■ **Instructions for the task**:
In full and unchanged, set down the entries that follow, with no images.

■ **Input records**:
------------

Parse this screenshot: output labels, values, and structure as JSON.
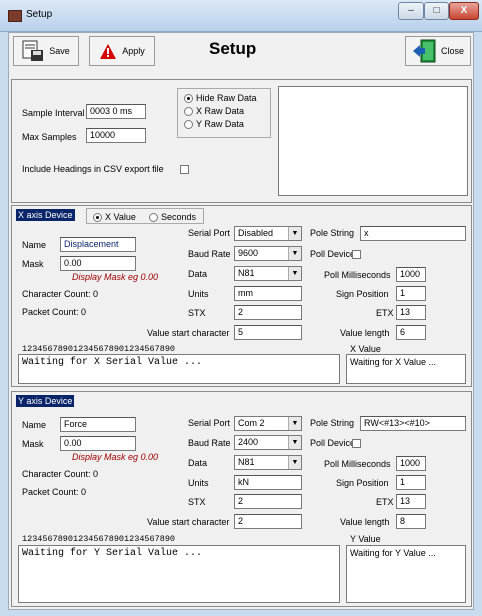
{
  "window": {
    "title": "Setup",
    "min_glyph": "–",
    "max_glyph": "□",
    "close_glyph": "X"
  },
  "toolbar": {
    "save_label": "Save",
    "apply_label": "Apply",
    "heading": "Setup",
    "close_label": "Close"
  },
  "general": {
    "sample_interval_label": "Sample Interval",
    "sample_interval_value": "0003 0 ms",
    "max_samples_label": "Max Samples",
    "max_samples_value": "10000",
    "csv_headings_label": "Include Headings in CSV export file",
    "raw_options": [
      "Hide Raw Data",
      "X Raw Data",
      "Y Raw Data"
    ]
  },
  "x_device": {
    "header": "X axis Device",
    "mode_options": [
      "X Value",
      "Seconds"
    ],
    "name_label": "Name",
    "name_value": "Displacement",
    "mask_label": "Mask",
    "mask_value": "0.00",
    "mask_hint": "Display Mask eg 0.00",
    "char_count": "Character Count:  0",
    "packet_count": "Packet Count:  0",
    "serial_port_label": "Serial Port",
    "serial_port_value": "Disabled",
    "baud_rate_label": "Baud Rate",
    "baud_rate_value": "9600",
    "data_label": "Data",
    "data_value": "N81",
    "units_label": "Units",
    "units_value": "mm",
    "stx_label": "STX",
    "stx_value": "2",
    "value_start_label": "Value start character",
    "value_start_value": "5",
    "pole_string_label": "Pole String",
    "pole_string_value": "x",
    "poll_device_label": "Poll Device",
    "poll_ms_label": "Poll Milliseconds",
    "poll_ms_value": "1000",
    "sign_pos_label": "Sign Position",
    "sign_pos_value": "1",
    "etx_label": "ETX",
    "etx_value": "13",
    "value_length_label": "Value length",
    "value_length_value": "6",
    "ruler": "123456789012345678901234567890",
    "serial_text": "Waiting for X Serial Value ...",
    "value_label": "X Value",
    "value_text": "Waiting for X Value ..."
  },
  "y_device": {
    "header": "Y axis Device",
    "name_label": "Name",
    "name_value": "Force",
    "mask_label": "Mask",
    "mask_value": "0.00",
    "mask_hint": "Display Mask eg 0.00",
    "char_count": "Character Count:  0",
    "packet_count": "Packet Count:  0",
    "serial_port_label": "Serial Port",
    "serial_port_value": "Com 2",
    "baud_rate_label": "Baud Rate",
    "baud_rate_value": "2400",
    "data_label": "Data",
    "data_value": "N81",
    "units_label": "Units",
    "units_value": "kN",
    "stx_label": "STX",
    "stx_value": "2",
    "value_start_label": "Value start character",
    "value_start_value": "2",
    "pole_string_label": "Pole String",
    "pole_string_value": "RW<#13><#10>",
    "poll_device_label": "Poll Device",
    "poll_ms_label": "Poll Milliseconds",
    "poll_ms_value": "1000",
    "sign_pos_label": "Sign Position",
    "sign_pos_value": "1",
    "etx_label": "ETX",
    "etx_value": "13",
    "value_length_label": "Value length",
    "value_length_value": "8",
    "ruler": "123456789012345678901234567890",
    "serial_text": "Waiting for Y Serial Value ...",
    "value_label": "Y Value",
    "value_text": "Waiting for Y Value ..."
  }
}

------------

■ **Solved exercise**:
Parse this screenshot: output labels, values, and structure as JSON.
{
  "window": {
    "title": "Setup",
    "min_glyph": "–",
    "max_glyph": "□",
    "close_glyph": "X"
  },
  "toolbar": {
    "save_label": "Save",
    "apply_label": "Apply",
    "heading": "Setup",
    "close_label": "Close"
  },
  "general": {
    "sample_interval_label": "Sample Interval",
    "sample_interval_value": "0003 0 ms",
    "max_samples_label": "Max Samples",
    "max_samples_value": "10000",
    "csv_headings_label": "Include Headings in CSV export file",
    "raw_options": [
      "Hide Raw Data",
      "X Raw Data",
      "Y Raw Data"
    ]
  },
  "x_device": {
    "header": "X axis Device",
    "mode_options": [
      "X Value",
      "Seconds"
    ],
    "name_label": "Name",
    "name_value": "Displacement",
    "mask_label": "Mask",
    "mask_value": "0.00",
    "mask_hint": "Display Mask eg 0.00",
    "char_count": "Character Count:  0",
    "packet_count": "Packet Count:  0",
    "serial_port_label": "Serial Port",
    "serial_port_value": "Disabled",
    "baud_rate_label": "Baud Rate",
    "baud_rate_value": "9600",
    "data_label": "Data",
    "data_value": "N81",
    "units_label": "Units",
    "units_value": "mm",
    "stx_label": "STX",
    "stx_value": "2",
    "value_start_label": "Value start character",
    "value_start_value": "5",
    "pole_string_label": "Pole String",
    "pole_string_value": "x",
    "poll_device_label": "Poll Device",
    "poll_ms_label": "Poll Milliseconds",
    "poll_ms_value": "1000",
    "sign_pos_label": "Sign Position",
    "sign_pos_value": "1",
    "etx_label": "ETX",
    "etx_value": "13",
    "value_length_label": "Value length",
    "value_length_value": "6",
    "ruler": "123456789012345678901234567890",
    "serial_text": "Waiting for X Serial Value ...",
    "value_label": "X Value",
    "value_text": "Waiting for X Value ..."
  },
  "y_device": {
    "header": "Y axis Device",
    "name_label": "Name",
    "name_value": "Force",
    "mask_label": "Mask",
    "mask_value": "0.00",
    "mask_hint": "Display Mask eg 0.00",
    "char_count": "Character Count:  0",
    "packet_count": "Packet Count:  0",
    "serial_port_label": "Serial Port",
    "serial_port_value": "Com 2",
    "baud_rate_label": "Baud Rate",
    "baud_rate_value": "2400",
    "data_label": "Data",
    "data_value": "N81",
    "units_label": "Units",
    "units_value": "kN",
    "stx_label": "STX",
    "stx_value": "2",
    "value_start_label": "Value start character",
    "value_start_value": "2",
    "pole_string_label": "Pole String",
    "pole_string_value": "RW<#13><#10>",
    "poll_device_label": "Poll Device",
    "poll_ms_label": "Poll Milliseconds",
    "poll_ms_value": "1000",
    "sign_pos_label": "Sign Position",
    "sign_pos_value": "1",
    "etx_label": "ETX",
    "etx_value": "13",
    "value_length_label": "Value length",
    "value_length_value": "8",
    "ruler": "123456789012345678901234567890",
    "serial_text": "Waiting for Y Serial Value ...",
    "value_label": "Y Value",
    "value_text": "Waiting for Y Value ..."
  }
}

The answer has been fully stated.